Date Night is essentially a comedy lightly peppered with action sequences. Rarely do the two elements effectively complement one another, but fortunately Steve Carell and Tina Fey do, and the comedic duo’s resulting hysterics manage to triumph over the rather uninspired plot. The pacing of the film maintains a consistent bevy of laughs with the only lulls brought on by the forced deciphering of the “wrong man” storyline; with several surprisingly funny cameos and enough clever rants by the two leads, however, the funniest bits remain foremost in mind.

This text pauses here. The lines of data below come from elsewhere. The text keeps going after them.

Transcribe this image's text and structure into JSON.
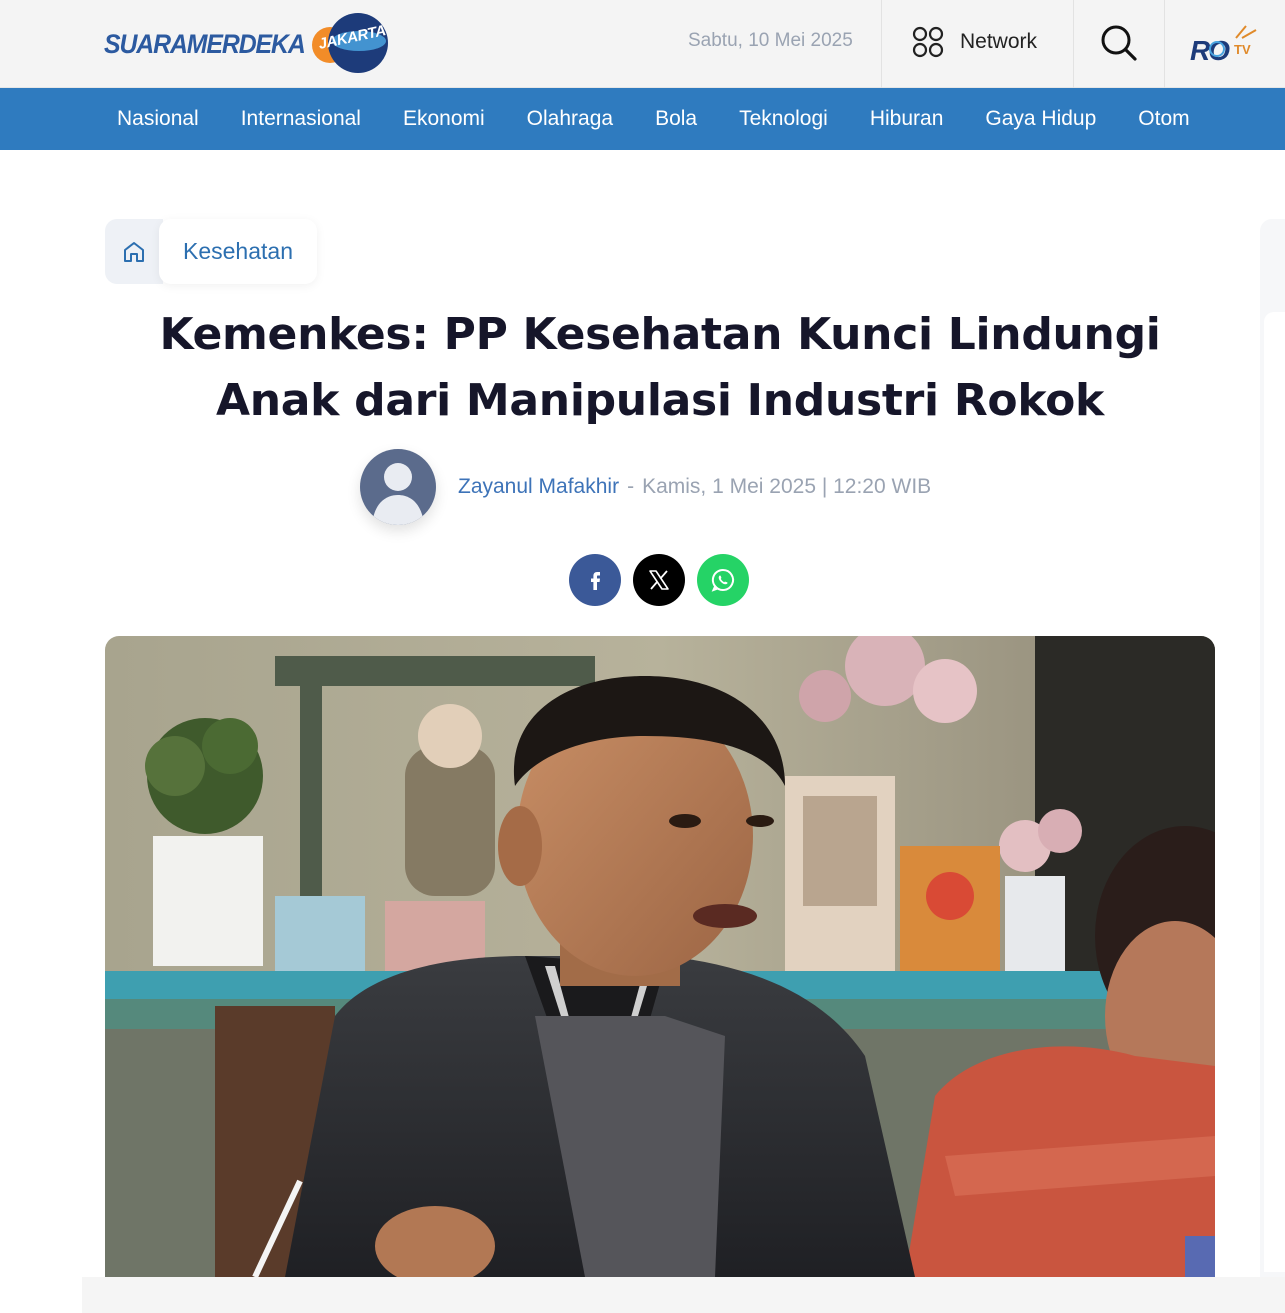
{
  "header": {
    "logo_text": "SUARAMERDEKA",
    "logo_badge": "JAKARTA",
    "date": "Sabtu, 10 Mei 2025",
    "network_label": "Network",
    "search_icon": "search-icon",
    "partner_logo": "RO TV"
  },
  "nav": {
    "items": [
      "Nasional",
      "Internasional",
      "Ekonomi",
      "Olahraga",
      "Bola",
      "Teknologi",
      "Hiburan",
      "Gaya Hidup",
      "Otom"
    ]
  },
  "breadcrumb": {
    "home_icon": "home-icon",
    "category": "Kesehatan"
  },
  "article": {
    "title": "Kemenkes: PP Kesehatan Kunci Lindungi Anak dari Manipulasi Industri Rokok",
    "author": "Zayanul Mafakhir",
    "separator": "-",
    "published": "Kamis, 1 Mei 2025 | 12:20 WIB"
  },
  "share": {
    "buttons": [
      {
        "name": "facebook",
        "icon": "facebook-icon",
        "color": "#3b5998"
      },
      {
        "name": "x",
        "icon": "x-icon",
        "color": "#000000"
      },
      {
        "name": "whatsapp",
        "icon": "whatsapp-icon",
        "color": "#25d366"
      }
    ]
  },
  "colors": {
    "nav_bg": "#2f7bbf",
    "brand_blue": "#2c5aa0",
    "link_blue": "#3d73b8",
    "accent_orange": "#f28c28"
  }
}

Claire (Tina Fey) and Phil (Steve Carell) Foster are just a “boring, married couple” whose lives have become lost in the daily grinds of their day jobs and nightly routines. Long gone are the spontaneity and romance as even their weekly “date night” finds them frequenting the same lackluster restaurants and trudging through the same dreary engagements. When close friends of the Fosters announce their separation, Claire and Phil are spurred into rekindling the flame and spring for a fancy dinner in the city, but such impulsiveness quickly leads to trouble as they’re mistaken for the Tripplehorns, a mysterious couple caught up in a blackmailing scheme. Now, with crooked cops, vicious mobsters, and high-ranking politicians all hot in pursuit, Claire and Phil must hunt down the real criminals while trying to survive their disastrous date night.

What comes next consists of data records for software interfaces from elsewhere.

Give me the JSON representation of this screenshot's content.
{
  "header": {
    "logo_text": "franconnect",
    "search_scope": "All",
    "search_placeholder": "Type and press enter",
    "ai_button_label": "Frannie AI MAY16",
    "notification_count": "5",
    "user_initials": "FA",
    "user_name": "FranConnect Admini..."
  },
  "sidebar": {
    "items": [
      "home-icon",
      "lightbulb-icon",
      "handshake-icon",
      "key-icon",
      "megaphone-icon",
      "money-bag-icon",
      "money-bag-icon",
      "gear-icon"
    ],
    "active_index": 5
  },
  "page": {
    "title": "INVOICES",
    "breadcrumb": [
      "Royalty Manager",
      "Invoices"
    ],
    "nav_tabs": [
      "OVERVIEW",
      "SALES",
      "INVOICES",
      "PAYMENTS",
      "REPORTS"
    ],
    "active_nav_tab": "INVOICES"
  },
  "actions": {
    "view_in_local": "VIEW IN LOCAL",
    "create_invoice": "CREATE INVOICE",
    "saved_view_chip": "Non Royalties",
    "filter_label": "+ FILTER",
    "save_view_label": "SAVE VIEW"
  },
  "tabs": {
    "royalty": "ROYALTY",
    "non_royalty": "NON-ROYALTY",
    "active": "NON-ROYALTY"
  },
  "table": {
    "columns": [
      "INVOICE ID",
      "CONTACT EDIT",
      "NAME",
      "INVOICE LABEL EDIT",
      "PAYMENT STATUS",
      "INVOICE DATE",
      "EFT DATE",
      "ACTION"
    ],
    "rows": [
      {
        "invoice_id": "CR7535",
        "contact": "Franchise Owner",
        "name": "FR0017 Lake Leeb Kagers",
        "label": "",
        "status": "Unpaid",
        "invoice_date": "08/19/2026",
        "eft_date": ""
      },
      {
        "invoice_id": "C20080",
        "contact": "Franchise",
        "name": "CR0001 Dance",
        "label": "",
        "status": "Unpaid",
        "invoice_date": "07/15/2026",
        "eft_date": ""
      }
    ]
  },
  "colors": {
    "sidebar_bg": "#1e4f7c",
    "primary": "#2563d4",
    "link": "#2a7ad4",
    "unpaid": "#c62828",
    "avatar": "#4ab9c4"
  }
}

Pairing Steve Carell and Tina Fey, two of Hollywood’s most interesting comedians, is a grand idea. However, Date Night isn’t quite the right vehicle for the duo, who are independently hilarious and create an alluring onscreen chemistry, but don’t fit in the environment of the classic mistaken identity plot. The boundaries of reality are stretched paper thin in order to place the lead characters into compromising and embarrassing situations, and their moments of relationship-repairing frequently douse the flames of humor brought about from the dialogue. If only they weren’t so much like Carell and Fey, pretending to be the Foster’s pretending to be the Tripplehorn’s.

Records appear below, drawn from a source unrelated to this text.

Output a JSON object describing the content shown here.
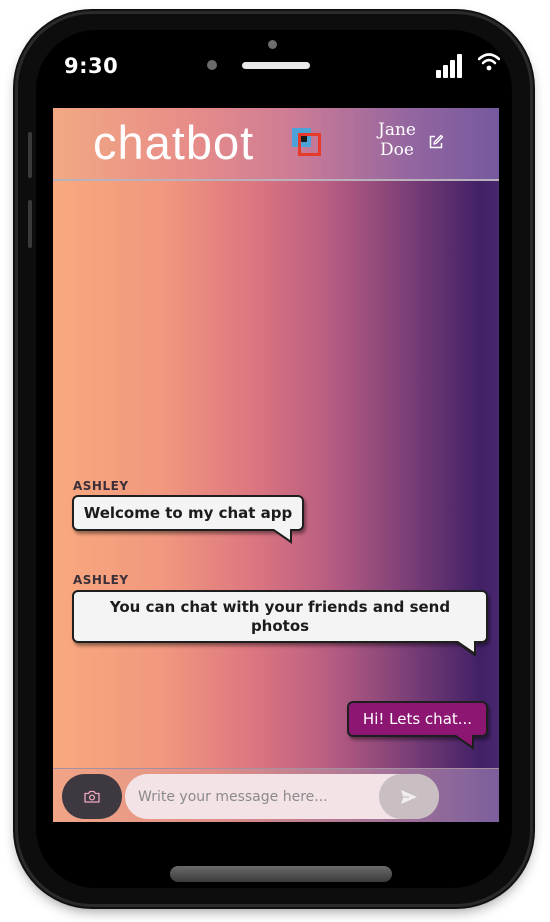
{
  "status_bar": {
    "time": "9:30"
  },
  "header": {
    "logo_text": "chatbot",
    "user_first_name": "Jane",
    "user_last_name": "Doe"
  },
  "messages": [
    {
      "sender": "ASHLEY",
      "text": "Welcome to my chat app"
    },
    {
      "sender": "ASHLEY",
      "text": "You can chat with your friends and send photos"
    },
    {
      "text": "Hi! Lets chat..."
    }
  ],
  "composer": {
    "placeholder": "Write your message here..."
  },
  "icons": {
    "edit": "edit-icon",
    "camera": "camera-icon",
    "send": "send-icon",
    "signal": "signal-icon",
    "wifi": "wifi-icon"
  },
  "colors": {
    "sent_bubble": "#8c1672",
    "received_bubble": "#f4f4f4",
    "camera_button": "#3e3940"
  }
}
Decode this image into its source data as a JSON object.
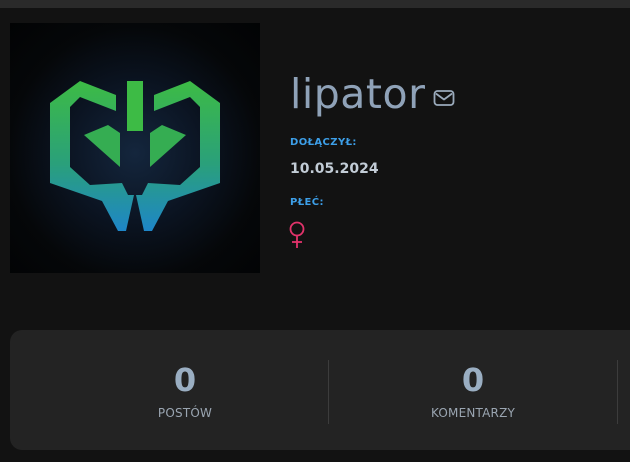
{
  "profile": {
    "username": "lipator",
    "icons": {
      "message": "mail-icon",
      "gender": "female-sign-icon",
      "avatar": "shield-logo-avatar"
    },
    "joined_label": "DOŁĄCZYŁ:",
    "joined_value": "10.05.2024",
    "gender_label": "PŁEĆ:",
    "gender_symbol": "♀"
  },
  "stats": [
    {
      "value": "0",
      "label": "POSTÓW"
    },
    {
      "value": "0",
      "label": "KOMENTARZY"
    }
  ],
  "colors": {
    "background": "#121212",
    "card": "#232323",
    "label_accent": "#3d9fe8",
    "username": "#8fa2b8",
    "gender_female": "#e2336b",
    "logo_gradient_top": "#38b84a",
    "logo_gradient_bottom": "#1f88c9"
  }
}
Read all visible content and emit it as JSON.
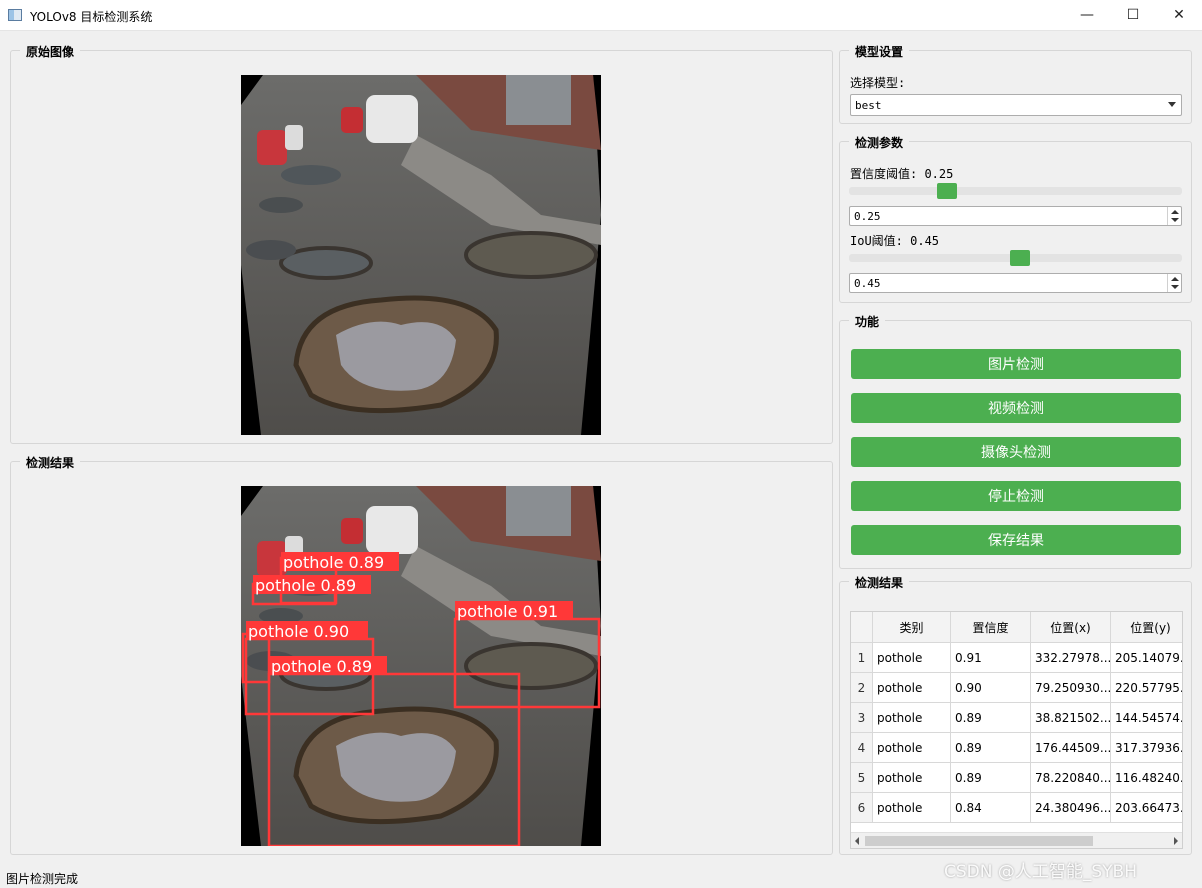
{
  "window": {
    "title": "YOLOv8 目标检测系统",
    "min_glyph": "—",
    "max_glyph": "☐",
    "close_glyph": "✕"
  },
  "original": {
    "title": "原始图像"
  },
  "result_image": {
    "title": "检测结果",
    "detections": [
      {
        "label": "pothole 0.91"
      },
      {
        "label": "pothole 0.90"
      },
      {
        "label": "pothole 0.89"
      },
      {
        "label": "pothole 0.89"
      },
      {
        "label": "pothole 0.89"
      }
    ]
  },
  "model": {
    "title": "模型设置",
    "label": "选择模型:",
    "selected": "best"
  },
  "params": {
    "title": "检测参数",
    "conf_label": "置信度阈值: 0.25",
    "conf_value": "0.25",
    "conf_level": 0.25,
    "iou_label": "IoU阈值: 0.45",
    "iou_value": "0.45",
    "iou_level": 0.45
  },
  "functions": {
    "title": "功能",
    "image_detect": "图片检测",
    "video_detect": "视频检测",
    "camera_detect": "摄像头检测",
    "stop_detect": "停止检测",
    "save_result": "保存结果"
  },
  "table": {
    "title": "检测结果",
    "headers": [
      "类别",
      "置信度",
      "位置(x)",
      "位置(y)"
    ],
    "rows": [
      {
        "idx": "1",
        "cls": "pothole",
        "conf": "0.91",
        "x": "332.27978...",
        "y": "205.14079..."
      },
      {
        "idx": "2",
        "cls": "pothole",
        "conf": "0.90",
        "x": "79.250930...",
        "y": "220.57795..."
      },
      {
        "idx": "3",
        "cls": "pothole",
        "conf": "0.89",
        "x": "38.821502...",
        "y": "144.54574..."
      },
      {
        "idx": "4",
        "cls": "pothole",
        "conf": "0.89",
        "x": "176.44509...",
        "y": "317.37936..."
      },
      {
        "idx": "5",
        "cls": "pothole",
        "conf": "0.89",
        "x": "78.220840...",
        "y": "116.48240..."
      },
      {
        "idx": "6",
        "cls": "pothole",
        "conf": "0.84",
        "x": "24.380496...",
        "y": "203.66473..."
      }
    ]
  },
  "status": {
    "text": "图片检测完成"
  },
  "watermark": "CSDN @人工智能_SYBH"
}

They are superb at panicking, but their funny conversations and quick-thinking impromptu always start strong and end weakly. A mid-movie curse-off between James Franco and Carell is painfully subdued, conforming to the boundaries of the MPAA, and complex action sequences, stunts, destruction and outsmarting cops are used to distract us from the abrupt conclusions to these well-intentioned but ultimately dissatisfying comedy skits. With fancy restaurants, high-speed pursuits, fast cars, thrilling danger, plenty of excitingly illegal endeavors and a perpetually shirtless Mark Wahlberg, Date Night has almost everything the average boring couple could wish for in real life – too bad this is just a movie.
– The Massie Twins (GoneWithTheTwins.com)